Dear Mark Zuckerberg
I’ve said it before and I’ll say it again: Facebook needs an editor — to stop Facebook from editing. It needs someone to save Facebook from itself by bringing principles to the discussion of rules.
There is actually nothing new in this latest episode: Facebook sends another takedown notice over a picture with nudity. What is new is that Facebook wants to take down an iconic photo of great journalistic meaning and historic importance and that Facebook did this to a leading editor, Espen Egil Hansen, editor-in-chief of Aftenposten, who answered forcefully:
The media have a responsibility to consider publication in every single case. This may be a heavy responsibility. Each editor must weigh the pros and cons.
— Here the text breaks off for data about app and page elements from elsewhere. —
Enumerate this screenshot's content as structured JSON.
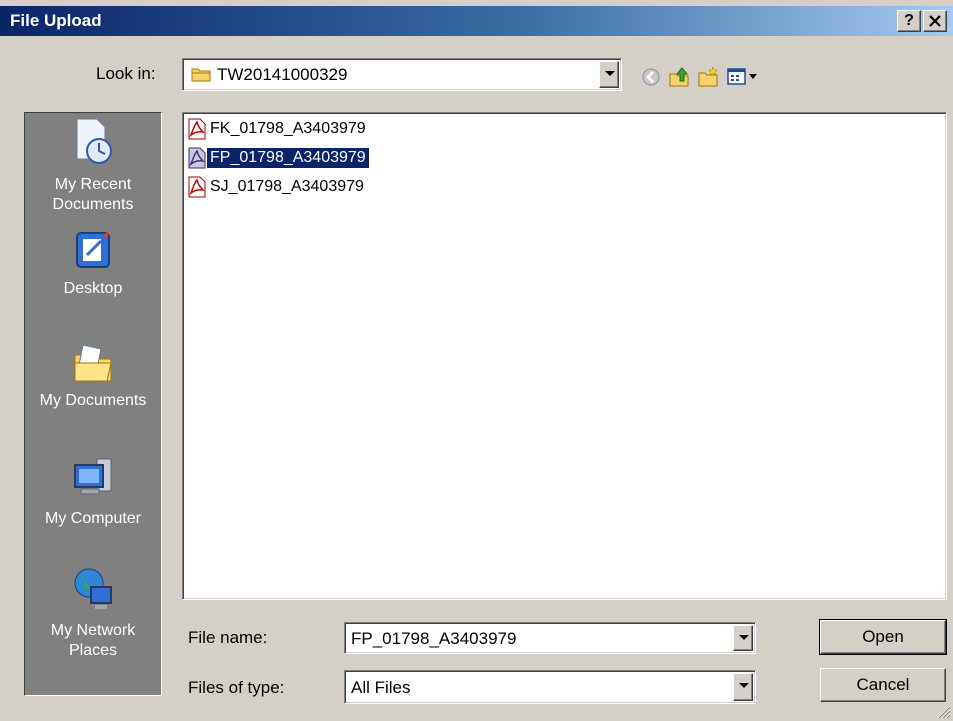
{
  "window": {
    "title": "File Upload",
    "help_button": "?",
    "close_button": "✕"
  },
  "lookin": {
    "label": "Look in:",
    "value": "TW20141000329"
  },
  "toolbar": {
    "icons": [
      "back-icon",
      "up-folder-icon",
      "new-folder-icon",
      "views-menu-icon"
    ]
  },
  "places": [
    {
      "label": "My Recent\nDocuments",
      "icon": "recent-documents-icon"
    },
    {
      "label": "Desktop",
      "icon": "desktop-icon"
    },
    {
      "label": "My Documents",
      "icon": "my-documents-icon"
    },
    {
      "label": "My Computer",
      "icon": "my-computer-icon"
    },
    {
      "label": "My Network\nPlaces",
      "icon": "network-places-icon"
    }
  ],
  "files": [
    {
      "name": "FK_01798_A3403979",
      "icon": "pdf-icon",
      "selected": false
    },
    {
      "name": "FP_01798_A3403979",
      "icon": "pdf-icon",
      "selected": true
    },
    {
      "name": "SJ_01798_A3403979",
      "icon": "pdf-icon",
      "selected": false
    }
  ],
  "filename": {
    "label": "File name:",
    "value": "FP_01798_A3403979"
  },
  "filetype": {
    "label": "Files of type:",
    "value": "All Files"
  },
  "buttons": {
    "open": "Open",
    "cancel": "Cancel"
  },
  "colors": {
    "title_gradient_start": "#0a246a",
    "title_gradient_end": "#a6caf0",
    "selection": "#0a246a",
    "dialog_bg": "#d4d0c8",
    "places_bg": "#808080"
  }
}
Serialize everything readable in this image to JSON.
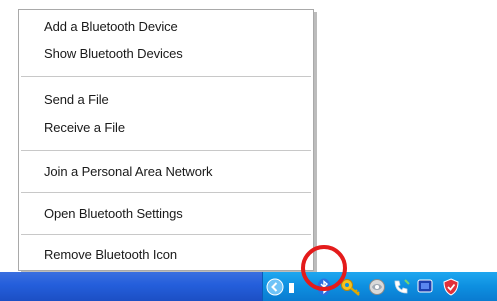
{
  "context_menu": {
    "items": [
      {
        "label": "Add a Bluetooth Device"
      },
      {
        "label": "Show Bluetooth Devices"
      },
      {
        "label": "Send a File"
      },
      {
        "label": "Receive a File"
      },
      {
        "label": "Join a Personal Area Network"
      },
      {
        "label": "Open Bluetooth Settings"
      },
      {
        "label": "Remove Bluetooth Icon"
      }
    ]
  },
  "tray": {
    "icons": [
      "chevron-left-icon",
      "bluetooth-icon",
      "key-icon",
      "network-globe-icon",
      "phone-icon",
      "monitor-icon",
      "shield-icon"
    ],
    "highlight_color": "#e41b1b"
  },
  "colors": {
    "taskbar": "#245edb",
    "tray": "#0d8fe0"
  }
}
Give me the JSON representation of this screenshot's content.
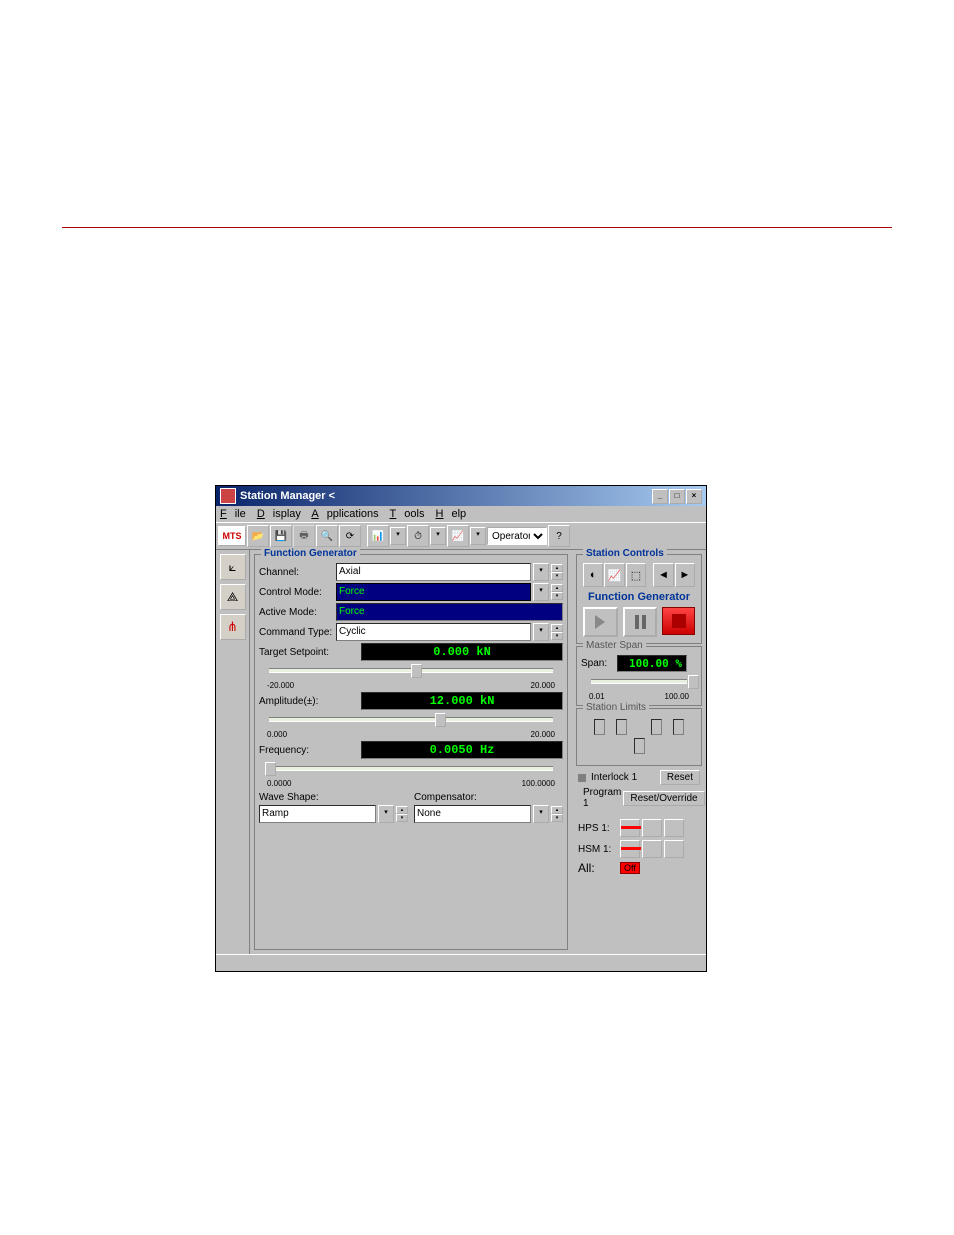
{
  "window": {
    "title": "Station Manager <"
  },
  "menu": {
    "file": "File",
    "display": "Display",
    "applications": "Applications",
    "tools": "Tools",
    "help": "Help"
  },
  "toolbar": {
    "role": "Operator"
  },
  "fg": {
    "title": "Function Generator",
    "channel": {
      "label": "Channel:",
      "value": "Axial"
    },
    "controlMode": {
      "label": "Control Mode:",
      "value": "Force"
    },
    "activeMode": {
      "label": "Active Mode:",
      "value": "Force"
    },
    "commandType": {
      "label": "Command Type:",
      "value": "Cyclic"
    },
    "setpoint": {
      "label": "Target Setpoint:",
      "value": "0.000 kN",
      "min": "-20.000",
      "max": "20.000"
    },
    "amplitude": {
      "label": "Amplitude(±):",
      "value": "12.000 kN",
      "min": "0.000",
      "max": "20.000"
    },
    "frequency": {
      "label": "Frequency:",
      "value": "0.0050 Hz",
      "min": "0.0000",
      "max": "100.0000"
    },
    "waveShape": {
      "label": "Wave Shape:",
      "value": "Ramp"
    },
    "compensator": {
      "label": "Compensator:",
      "value": "None"
    }
  },
  "sc": {
    "title": "Station Controls",
    "fgTitle": "Function Generator",
    "masterSpan": {
      "title": "Master Span",
      "label": "Span:",
      "value": "100.00  %",
      "min": "0.01",
      "max": "100.00"
    },
    "limits": {
      "title": "Station Limits"
    },
    "interlock": {
      "label": "Interlock 1",
      "reset": "Reset"
    },
    "program": {
      "label": "Program 1",
      "reset": "Reset/Override"
    },
    "hps": {
      "label": "HPS 1:"
    },
    "hsm": {
      "label": "HSM 1:"
    },
    "all": {
      "label": "All:",
      "value": "Off"
    }
  }
}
This right and duty, which all editors in the world have, should not be undermined by algorithms encoded in your office in California…. Editors cannot live with you, Mark,Continue reading "Dear Mark Zuckerberg"
Virtual reality will not change the world. But it might help change how we see it.This was replaced by this subhed:
Deutsche Verbraucher sind laut Umfragen besonders skeptisch, wenn es um virtuelle Eindrücke geht. Liegt das etwa an der Nazi-Zeit? Oder daran, dass schon der Begriff Virtual Reality in die Irre führt?Which means:
German consumers are particularly skeptical when it comes to virtual reality. Does that have something to do with the Nazi era? Or that is it that the term virtual reality is misleading?I have been critical of Germany’s overreaction, in my view, about American technology companies and copyright and privacy. But I purposely did not want to
This election, I’ve been trying an experiment, judging journalism from a different perspective, from the outside, as a member of a community and a partisan. I don’t like what I’m learning about my profession.
We journalists tend to separate ourselves from the public we serve. We call ourselves objective, to distinguish us from the opinionated masses and to enable us to rise above their fray. We fancy ourselves observers, not actors, in the dramas we chronicle. I’ve argued that we must end that separation and learn to empathize with the needs and goals of the communities we serve, even considering ourselves members of those communities. Thus, social journalism. But in this argument, the journalist is still the journalist.
Then I found myself in a position to look at the field not as a journalist but as an involved participant in a community. That community: Hillary Clinton supporters.
I haven’t been
Carroll’s answer: “We didn’t say it amounted to the end of the world. We said this is an important and interesting thing that people should know about.” Editors love to tout news judgment